Your assignment:
In the listing that follows, count the lines that include "Fingerprint", and answer with the total alone.

Material provided:

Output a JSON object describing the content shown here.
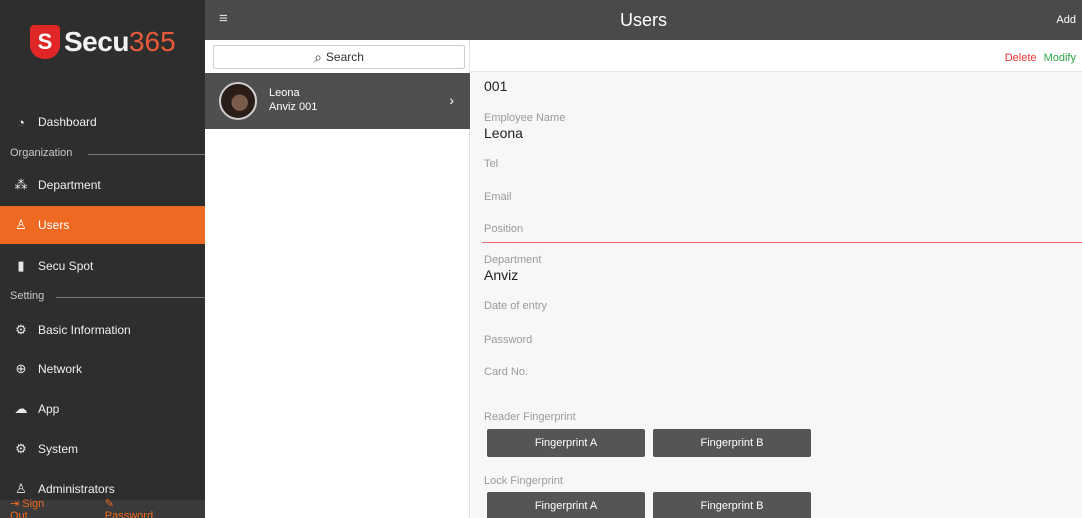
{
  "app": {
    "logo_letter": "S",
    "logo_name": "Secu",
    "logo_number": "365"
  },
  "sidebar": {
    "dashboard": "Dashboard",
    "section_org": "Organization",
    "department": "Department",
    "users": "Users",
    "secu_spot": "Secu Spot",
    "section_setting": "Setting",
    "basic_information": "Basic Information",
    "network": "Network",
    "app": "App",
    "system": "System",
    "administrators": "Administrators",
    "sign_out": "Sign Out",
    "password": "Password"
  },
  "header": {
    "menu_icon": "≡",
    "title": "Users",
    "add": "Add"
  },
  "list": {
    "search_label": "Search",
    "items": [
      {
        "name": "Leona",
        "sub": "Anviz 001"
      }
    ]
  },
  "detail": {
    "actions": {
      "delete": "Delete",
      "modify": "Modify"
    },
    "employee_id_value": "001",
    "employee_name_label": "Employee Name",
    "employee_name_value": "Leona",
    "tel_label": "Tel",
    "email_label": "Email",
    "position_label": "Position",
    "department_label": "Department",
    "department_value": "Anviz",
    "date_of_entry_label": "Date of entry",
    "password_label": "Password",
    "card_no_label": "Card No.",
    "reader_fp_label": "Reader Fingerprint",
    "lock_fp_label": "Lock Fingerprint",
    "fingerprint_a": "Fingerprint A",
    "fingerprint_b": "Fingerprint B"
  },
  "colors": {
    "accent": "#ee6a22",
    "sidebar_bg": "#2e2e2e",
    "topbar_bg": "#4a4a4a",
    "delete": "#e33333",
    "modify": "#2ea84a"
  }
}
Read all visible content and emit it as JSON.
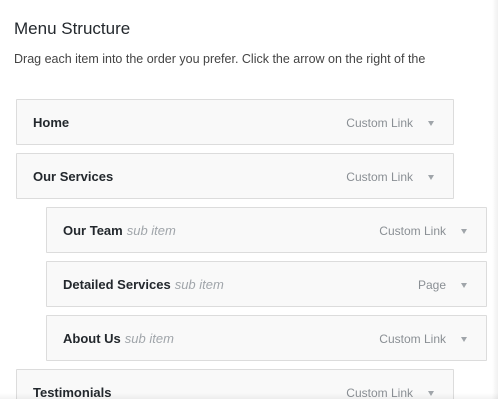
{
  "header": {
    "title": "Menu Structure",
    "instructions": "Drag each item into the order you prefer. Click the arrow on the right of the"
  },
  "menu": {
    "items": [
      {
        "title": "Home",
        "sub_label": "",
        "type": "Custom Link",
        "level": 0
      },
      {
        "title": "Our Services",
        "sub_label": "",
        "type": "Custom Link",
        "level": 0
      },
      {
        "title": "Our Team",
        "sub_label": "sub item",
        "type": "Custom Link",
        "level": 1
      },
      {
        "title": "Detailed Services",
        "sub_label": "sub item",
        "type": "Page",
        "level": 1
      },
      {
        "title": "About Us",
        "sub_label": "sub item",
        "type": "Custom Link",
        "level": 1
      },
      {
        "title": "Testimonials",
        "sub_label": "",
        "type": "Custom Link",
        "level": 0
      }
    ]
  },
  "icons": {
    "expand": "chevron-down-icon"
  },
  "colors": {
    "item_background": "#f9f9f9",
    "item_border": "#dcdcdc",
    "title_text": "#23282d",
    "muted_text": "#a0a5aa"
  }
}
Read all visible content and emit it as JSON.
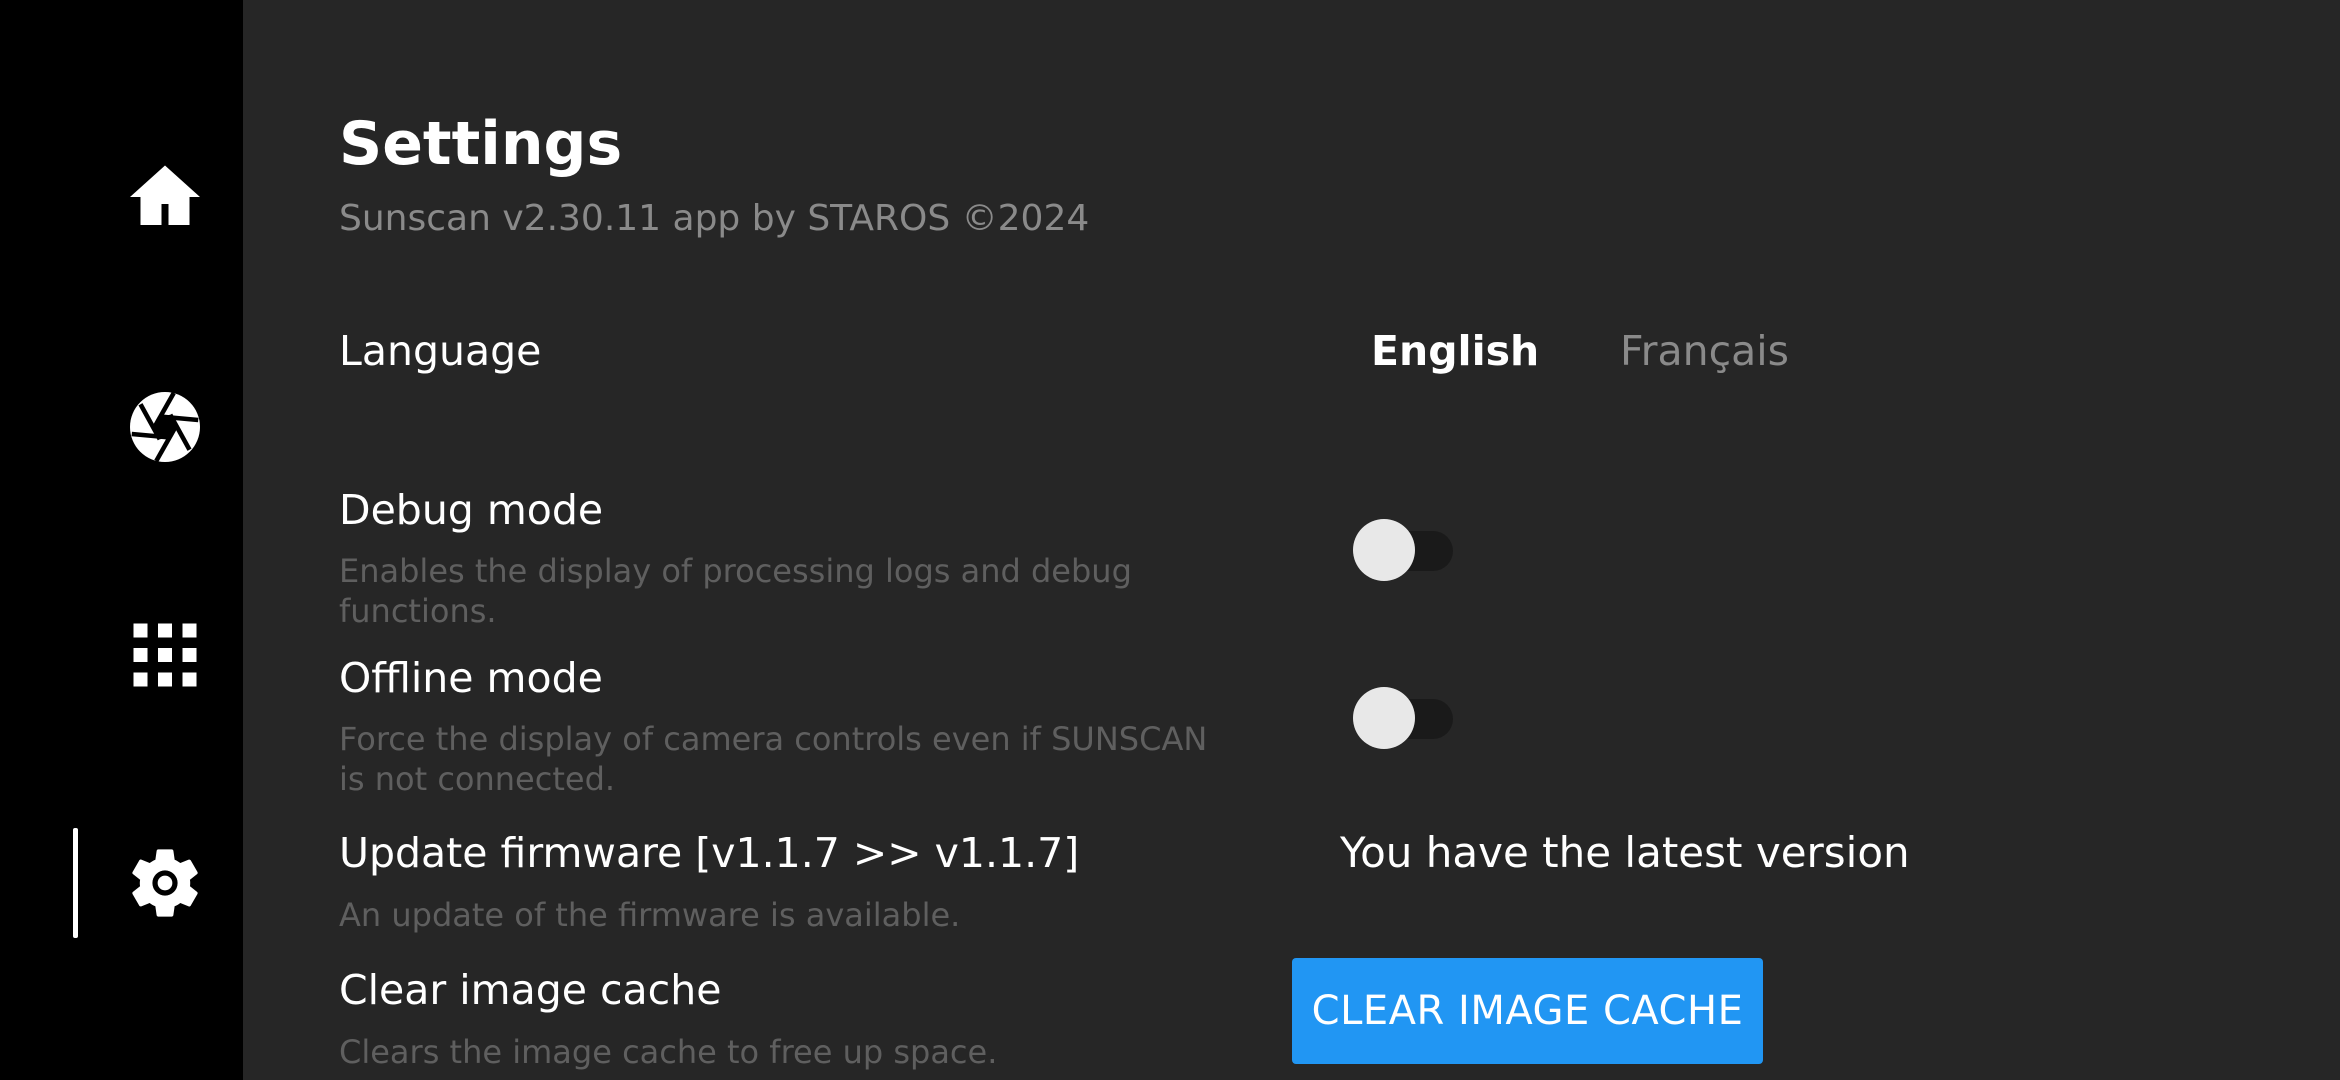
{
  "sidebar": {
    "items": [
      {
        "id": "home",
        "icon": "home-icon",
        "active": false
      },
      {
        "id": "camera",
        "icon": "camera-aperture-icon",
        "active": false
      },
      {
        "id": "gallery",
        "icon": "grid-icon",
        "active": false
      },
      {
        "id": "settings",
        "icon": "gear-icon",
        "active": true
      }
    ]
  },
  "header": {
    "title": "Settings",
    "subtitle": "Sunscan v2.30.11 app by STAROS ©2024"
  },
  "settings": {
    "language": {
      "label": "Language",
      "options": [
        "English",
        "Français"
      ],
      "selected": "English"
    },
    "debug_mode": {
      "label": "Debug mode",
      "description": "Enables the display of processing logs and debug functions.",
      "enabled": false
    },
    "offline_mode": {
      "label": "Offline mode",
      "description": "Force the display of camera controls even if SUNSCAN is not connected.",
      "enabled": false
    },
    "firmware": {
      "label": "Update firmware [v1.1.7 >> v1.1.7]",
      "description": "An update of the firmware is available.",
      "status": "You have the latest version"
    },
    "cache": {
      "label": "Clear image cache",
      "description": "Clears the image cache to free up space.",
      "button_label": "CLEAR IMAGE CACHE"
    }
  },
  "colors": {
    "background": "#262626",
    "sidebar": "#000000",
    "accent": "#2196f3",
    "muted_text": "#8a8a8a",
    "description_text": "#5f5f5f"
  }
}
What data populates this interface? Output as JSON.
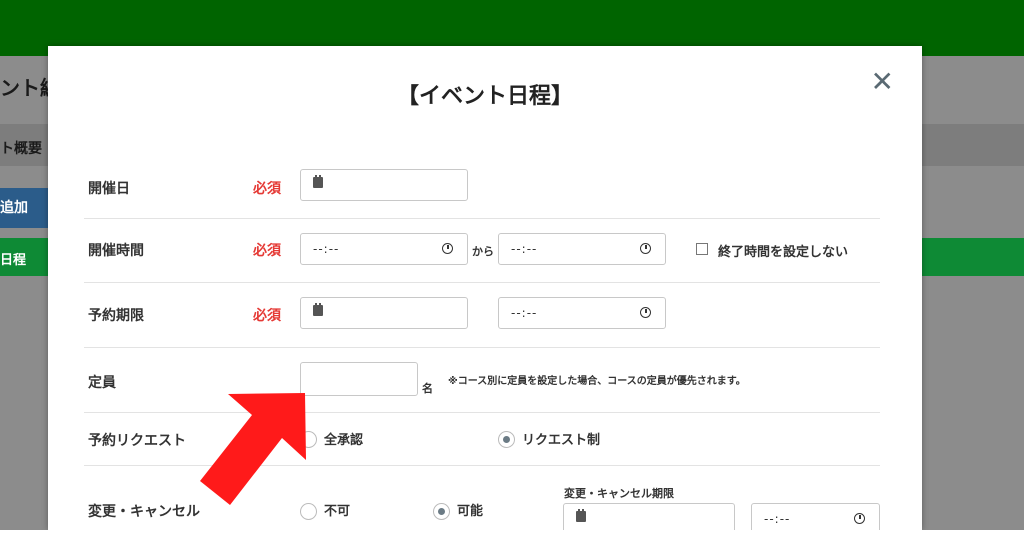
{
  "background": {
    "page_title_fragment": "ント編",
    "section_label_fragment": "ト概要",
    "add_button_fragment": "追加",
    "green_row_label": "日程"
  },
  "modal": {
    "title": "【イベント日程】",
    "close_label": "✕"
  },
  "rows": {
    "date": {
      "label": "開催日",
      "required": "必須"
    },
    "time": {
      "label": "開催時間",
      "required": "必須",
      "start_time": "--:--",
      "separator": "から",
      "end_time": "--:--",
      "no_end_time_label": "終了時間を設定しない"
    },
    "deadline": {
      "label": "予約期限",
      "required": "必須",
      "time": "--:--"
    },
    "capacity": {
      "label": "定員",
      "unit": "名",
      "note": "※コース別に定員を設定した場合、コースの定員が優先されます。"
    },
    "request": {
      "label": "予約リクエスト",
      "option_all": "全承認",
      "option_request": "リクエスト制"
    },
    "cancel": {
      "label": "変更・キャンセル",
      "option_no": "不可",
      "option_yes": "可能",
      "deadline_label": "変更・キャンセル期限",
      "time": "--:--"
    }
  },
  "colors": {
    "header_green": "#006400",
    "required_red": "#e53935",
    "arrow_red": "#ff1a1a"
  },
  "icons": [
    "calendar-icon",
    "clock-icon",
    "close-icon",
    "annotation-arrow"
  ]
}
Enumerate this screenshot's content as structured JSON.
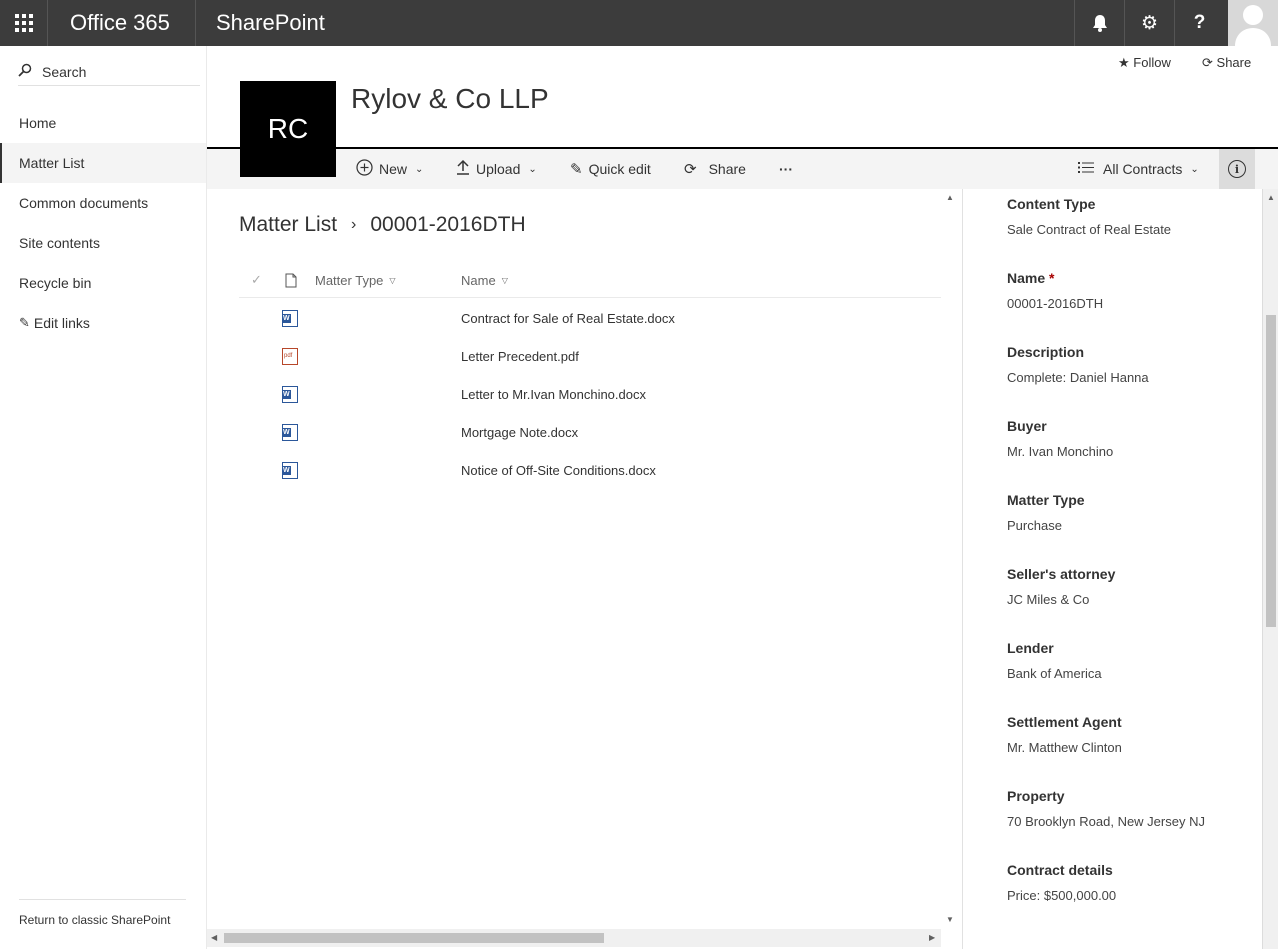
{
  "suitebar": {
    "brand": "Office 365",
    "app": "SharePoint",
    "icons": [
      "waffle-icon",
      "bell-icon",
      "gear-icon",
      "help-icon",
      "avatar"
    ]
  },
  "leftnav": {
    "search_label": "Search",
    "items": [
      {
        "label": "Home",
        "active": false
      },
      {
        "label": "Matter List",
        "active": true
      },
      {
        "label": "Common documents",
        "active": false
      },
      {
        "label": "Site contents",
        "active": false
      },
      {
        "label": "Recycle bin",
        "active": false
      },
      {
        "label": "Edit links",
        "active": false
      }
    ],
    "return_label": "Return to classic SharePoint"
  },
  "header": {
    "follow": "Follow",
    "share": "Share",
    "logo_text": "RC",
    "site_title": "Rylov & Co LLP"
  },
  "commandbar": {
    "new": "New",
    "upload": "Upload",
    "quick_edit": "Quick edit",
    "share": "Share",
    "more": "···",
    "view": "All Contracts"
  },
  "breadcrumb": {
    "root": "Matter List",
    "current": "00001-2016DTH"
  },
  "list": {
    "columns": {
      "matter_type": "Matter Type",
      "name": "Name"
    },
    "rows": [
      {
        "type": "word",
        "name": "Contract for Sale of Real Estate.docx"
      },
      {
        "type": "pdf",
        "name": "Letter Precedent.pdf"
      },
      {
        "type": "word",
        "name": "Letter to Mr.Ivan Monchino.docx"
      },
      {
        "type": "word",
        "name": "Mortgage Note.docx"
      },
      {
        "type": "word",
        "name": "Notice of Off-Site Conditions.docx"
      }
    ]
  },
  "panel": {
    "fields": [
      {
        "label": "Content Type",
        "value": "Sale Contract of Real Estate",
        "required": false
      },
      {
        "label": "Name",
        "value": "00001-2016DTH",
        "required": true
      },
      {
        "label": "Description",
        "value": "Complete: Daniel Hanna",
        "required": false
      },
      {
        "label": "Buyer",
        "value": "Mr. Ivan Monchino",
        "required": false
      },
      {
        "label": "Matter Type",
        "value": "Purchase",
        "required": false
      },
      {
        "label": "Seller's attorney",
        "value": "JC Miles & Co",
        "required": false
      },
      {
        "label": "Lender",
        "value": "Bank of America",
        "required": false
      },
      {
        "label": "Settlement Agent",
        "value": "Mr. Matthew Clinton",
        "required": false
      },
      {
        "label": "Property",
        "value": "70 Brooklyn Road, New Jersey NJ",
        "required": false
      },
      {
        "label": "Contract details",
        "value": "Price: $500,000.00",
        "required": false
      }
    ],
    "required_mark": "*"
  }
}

Task answer:
4